In what follows, the person actually giving the talk has an asterisk by their name. You can click on talk titles to see abstracts of the talks.

Saturday November 9, 2019, 8:00 a.m.-10:50 a.m.

Saturday November 9, 2019, 3:00 p.m.-5:50 p.m.

Sunday November 10, 2019, 8:00 a.m.-10:50 a.m.

Sunday November 10, 2019, 2:00 p.m.-4:50 p.m.


2020 Category Theory Conferences

9 August, 2019

 

Yes, my last post was about ACT2019, but we’re already planning next year’s applied category theory conference and school! I’m happy to say that Brendan Fong and David Spivak have volunteered to run it at MIT on these dates:

• Applied Category Theory School: June 29–July 3, 2020.
• Applied Category Theory Conference: July 6–10, 2020.

The precise dates for the other big category theory conference, CT2020, have not yet been decided. However, it will take place in Genoa sometime in the interval June 18–28, 2020.

And don’t forget to submit your abstracts for the November 2019 applied category theory special session at U. C. Riverside by September 3rd! We’ve got a great lineup of speakers, but anyone who wants to give a talk—including the invited speakers—needs to submit an abstract to the AMS website by September 3rd. The AMS has no mercy about this.


Applied Category Theory 2019 Talks

20 July, 2019

Applied Category Theory 2019 happened last week! It was very exciting: about 120 people attended, and they’re pushing forward to apply category theory in many different directions. The topics ranged from ultra-abstract to ultra-concrete, sometimes in the same talk.

The talks are listed above — click for a more readable version. Below you can read what Jules Hedges and I wrote about all those talks:

• Jules Hedges, Applied Category Theory 2019.

I tend to give terse summaries of the talks, with links to the original papers or slides. Jules tends to give his impressions of their overall significance.

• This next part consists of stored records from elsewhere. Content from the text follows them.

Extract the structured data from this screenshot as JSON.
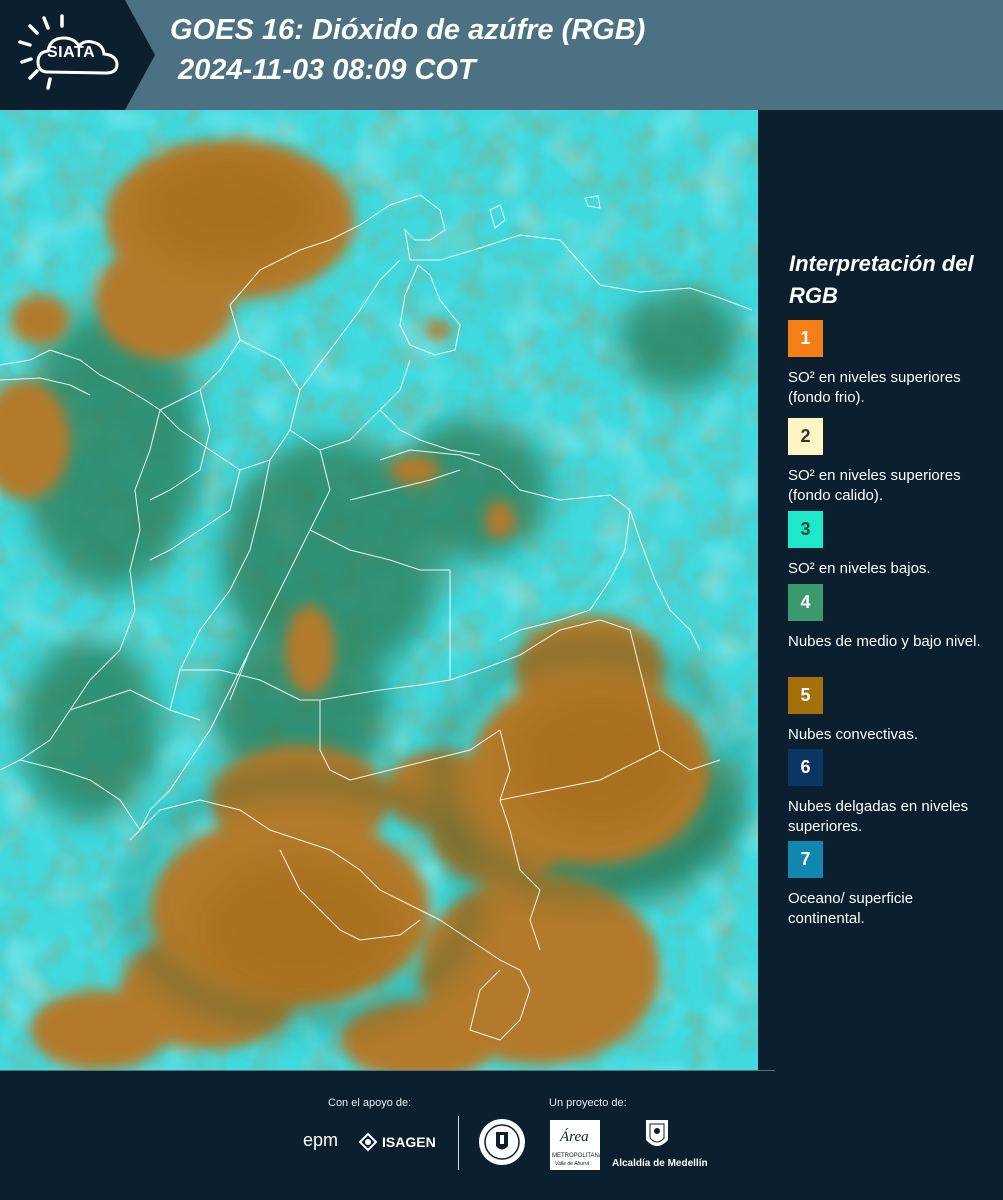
{
  "header": {
    "logo_text": "SIATA",
    "title_line1": "GOES 16: Dióxido de azúfre (RGB)",
    "title_line2": "2024-11-03 08:09 COT"
  },
  "legend": {
    "title": "Interpretación del RGB",
    "items": [
      {
        "number": "1",
        "color": "#f57f17",
        "text_color": "#ffffff",
        "description": "SO² en niveles superiores (fondo frio)."
      },
      {
        "number": "2",
        "color": "#fdf6c4",
        "text_color": "#333333",
        "description": "SO² en niveles superiores (fondo calido)."
      },
      {
        "number": "3",
        "color": "#1de9c9",
        "text_color": "#0f4a44",
        "description": "SO² en niveles bajos."
      },
      {
        "number": "4",
        "color": "#3a9a6d",
        "text_color": "#ffffff",
        "description": "Nubes de medio y bajo nivel."
      },
      {
        "number": "5",
        "color": "#a5700a",
        "text_color": "#ffffff",
        "description": "Nubes convectivas."
      },
      {
        "number": "6",
        "color": "#0c3561",
        "text_color": "#ffffff",
        "description": "Nubes delgadas en niveles superiores."
      },
      {
        "number": "7",
        "color": "#1187b0",
        "text_color": "#ffffff",
        "description": "Oceano/ superficie continental."
      }
    ]
  },
  "footer": {
    "support_label": "Con el apoyo de:",
    "project_label": "Un proyecto de:",
    "sponsor_epm": "epm",
    "sponsor_isagen": "ISAGEN",
    "area_text": "Área",
    "area_sub1": "METROPOLITANA",
    "area_sub2": "Valle de Aburrá",
    "alcaldia": "Alcaldía de Medellín"
  },
  "map": {
    "colors": {
      "cyan_low_so2": "#36e3e6",
      "green_mid_clouds": "#2f7a55",
      "brown_convective": "#b17a2c",
      "border_lines": "#ffffff"
    }
  }
}
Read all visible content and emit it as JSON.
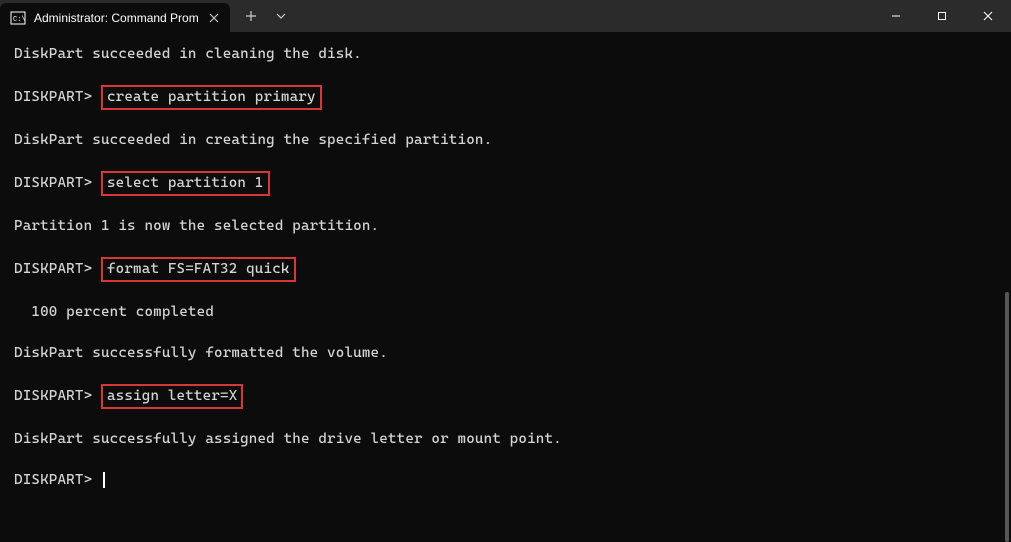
{
  "titlebar": {
    "tab_title": "Administrator: Command Promp",
    "tab_icon_name": "cmd-icon",
    "close_label": "Close",
    "new_tab_label": "New tab",
    "dropdown_label": "Dropdown"
  },
  "window": {
    "minimize_label": "Minimize",
    "maximize_label": "Maximize",
    "close_label": "Close"
  },
  "terminal": {
    "lines": [
      {
        "type": "output",
        "text": "DiskPart succeeded in cleaning the disk."
      },
      {
        "type": "prompt",
        "prompt": "DISKPART>",
        "command": "create partition primary",
        "highlight": true
      },
      {
        "type": "output",
        "text": "DiskPart succeeded in creating the specified partition."
      },
      {
        "type": "prompt",
        "prompt": "DISKPART>",
        "command": "select partition 1",
        "highlight": true
      },
      {
        "type": "output",
        "text": "Partition 1 is now the selected partition."
      },
      {
        "type": "prompt",
        "prompt": "DISKPART>",
        "command": "format FS=FAT32 quick",
        "highlight": true
      },
      {
        "type": "output",
        "text": "  100 percent completed"
      },
      {
        "type": "output",
        "text": "DiskPart successfully formatted the volume."
      },
      {
        "type": "prompt",
        "prompt": "DISKPART>",
        "command": "assign letter=X",
        "highlight": true
      },
      {
        "type": "output",
        "text": "DiskPart successfully assigned the drive letter or mount point."
      },
      {
        "type": "prompt",
        "prompt": "DISKPART>",
        "command": "",
        "cursor": true
      }
    ]
  }
}
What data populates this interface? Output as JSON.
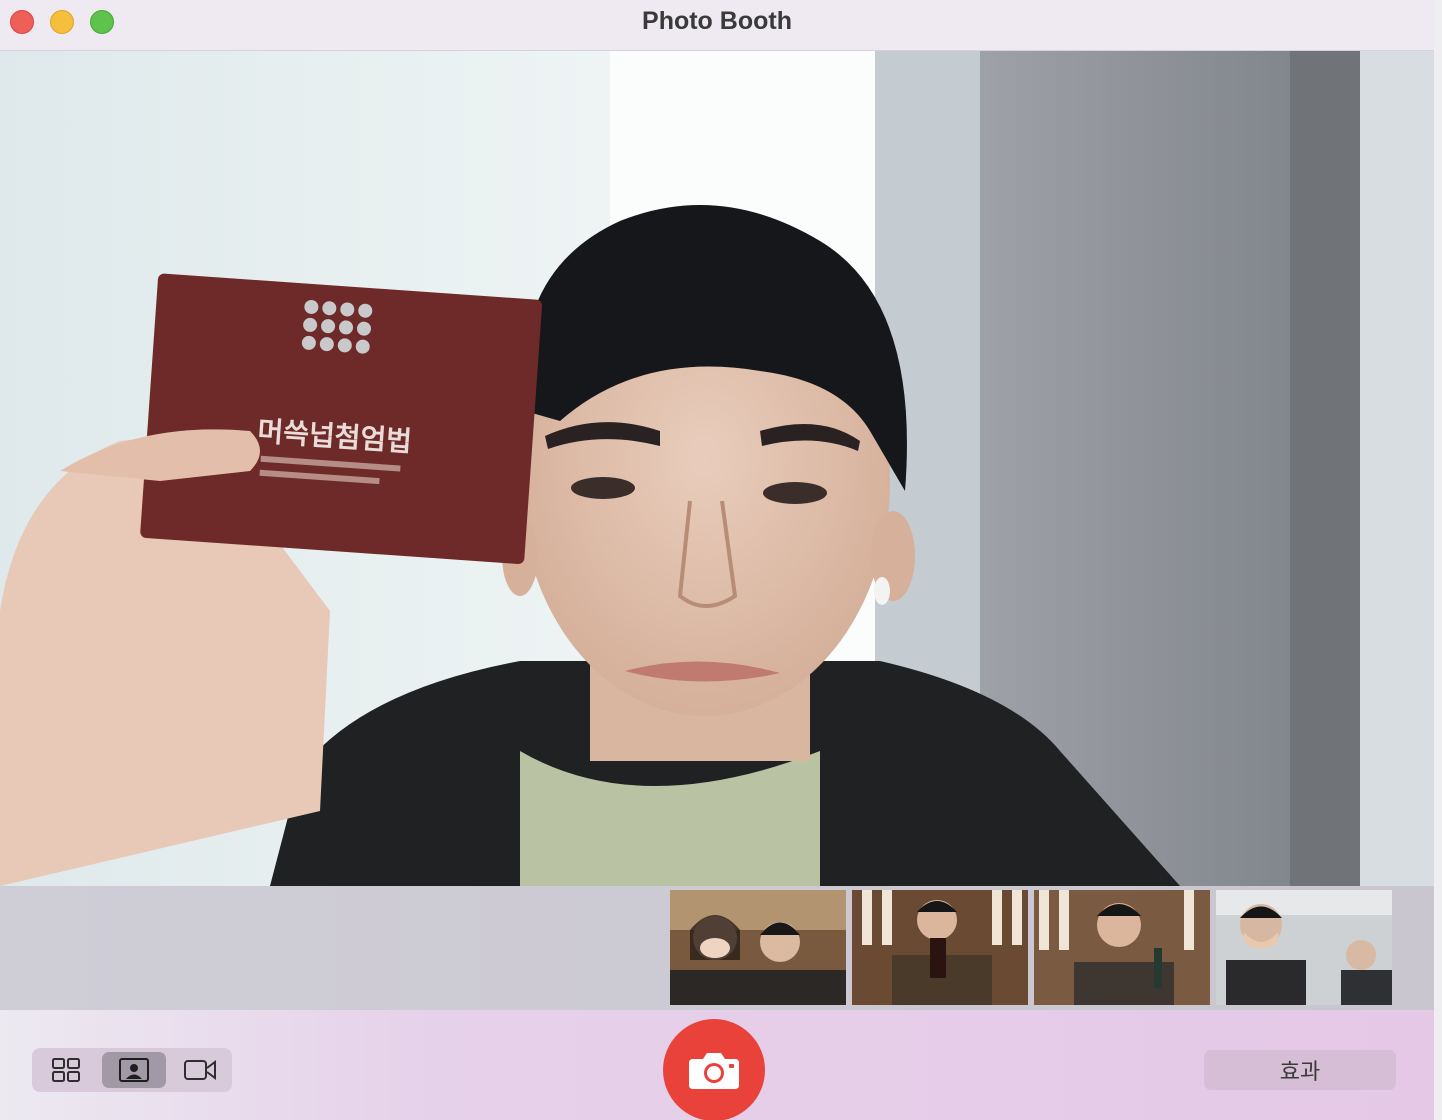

They’re nicely complementary.

You can also see videos of some talks, created by Jelle Herold with help from Fabrizio Genovese:

• Giovanni de Felice, Functorial question answering.

• Antonin Delpeuch, Autonomization of monoidal categories.

• Colin Zwanziger, Natural model semantics for comonadic and adjoint modal type theory.

• Nicholas Behr, Tracelets and tracelet analysis Of compositional rewriting systems.

• Dan Marsden, No-go theorems for distributive laws.

• Christian Williams, Enriched Lawvere theories for operational semantics.

• Walter Tholen, Approximate composition.

• Erwan Beurier, Interfacing biology, category theory & mathematical statistics.

• Stelios Tsampas, Categorical contextual reasoning.

• Fabrizio Genovese, idris-ct: A library to do category theory in Idris.

• Michael Johnson, Machine learning and bidirectional transformations.

• Bruno Gavranović, Learning functors using gradient descent

• Zinovy Diskin, Supervised learning as change propagation with delta lenses.

• Bryce Clarke, Internal lenses as functors and cofunctors.

• Ryan Wisnewsky, Conexus AI.

• Ross Duncan, Cambridge Quantum Computing.

• Beurier Erwan, Memoryless systems generate the class of all discrete systems.

• Blake Pollard, Compositional models for power systems.

• Martti Karvonen, A comonadic view of simulation and quantum resources.

• Quanlong Wang, ZX-Rules for 2-qubit Clifford+T quantum circuits, and beyond.

• James Fairbank, A Compositional framework for scientific model augmentation.

• Titoan Carette, Completeness of graphical languages for mixed state quantum mechanics.

• Antonin Delpeuch, A complete language for faceted dataflow languages.

• John van der Wetering, An effect-theoretic reconstruction of quantum mechanics.

• Vladimir Zamdzhiev, Inductive datatypes for quantum programming.

• Octavio Malherbe, A categorical construction for the computational definition of vector spaces.

• Vladimir Zamdzhiev, Mixed linear and non-linear recursive types.